Segment Open
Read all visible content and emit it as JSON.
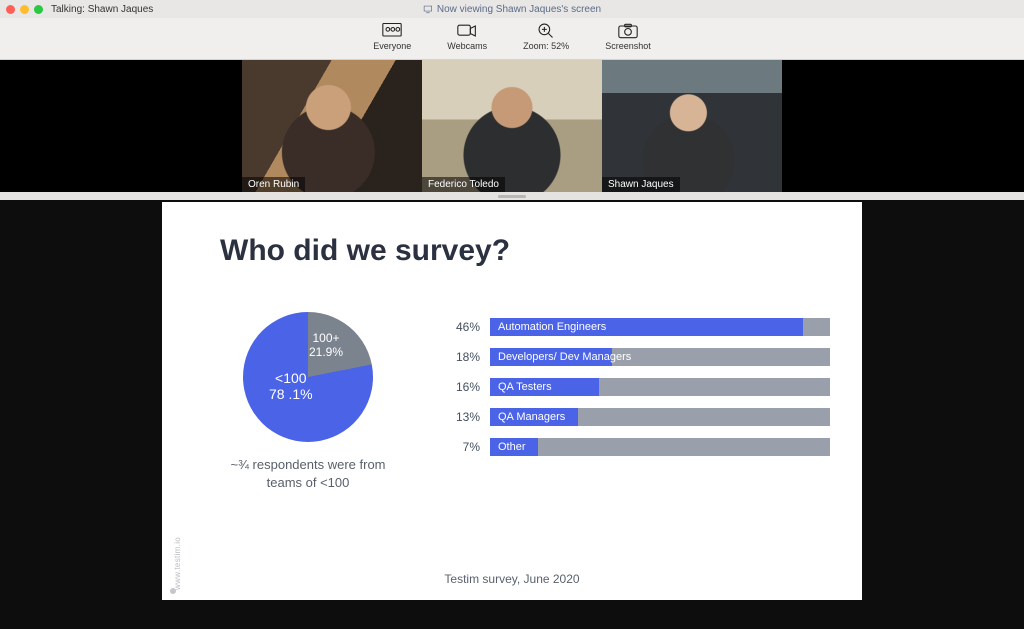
{
  "titlebar": {
    "talking_prefix": "Talking:",
    "talking_name": "Shawn Jaques",
    "viewing_text": "Now viewing Shawn Jaques's screen"
  },
  "toolbar": {
    "everyone": "Everyone",
    "webcams": "Webcams",
    "zoom_label": "Zoom: 52%",
    "screenshot": "Screenshot"
  },
  "participants": [
    {
      "name": "Oren Rubin",
      "active": false
    },
    {
      "name": "Federico Toledo",
      "active": false
    },
    {
      "name": "Shawn Jaques",
      "active": true
    }
  ],
  "slide": {
    "title": "Who did we survey?",
    "pie_caption": "~¾ respondents were from teams of <100",
    "footer": "Testim survey, June 2020",
    "credit": "www.testim.io"
  },
  "chart_data": [
    {
      "type": "pie",
      "title": "Team size",
      "slices": [
        {
          "label": "100+",
          "value": 21.9,
          "display": "21.9%",
          "color": "#7b838e"
        },
        {
          "label": "<100",
          "value": 78.1,
          "display": "78 .1%",
          "color": "#4a63e7"
        }
      ]
    },
    {
      "type": "bar",
      "title": "Respondent role",
      "categories": [
        "Automation Engineers",
        "Developers/ Dev Managers",
        "QA Testers",
        "QA Managers",
        "Other"
      ],
      "values": [
        46,
        18,
        16,
        13,
        7
      ],
      "value_suffix": "%",
      "xlim": [
        0,
        50
      ]
    }
  ]
}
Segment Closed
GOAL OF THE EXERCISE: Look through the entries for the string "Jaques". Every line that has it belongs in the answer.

WRITTEN ANSWER:
    "talking_name": "Shawn Jaques",
    "viewing_text": "Now viewing Shawn Jaques's screen"
      "name": "Shawn Jaques",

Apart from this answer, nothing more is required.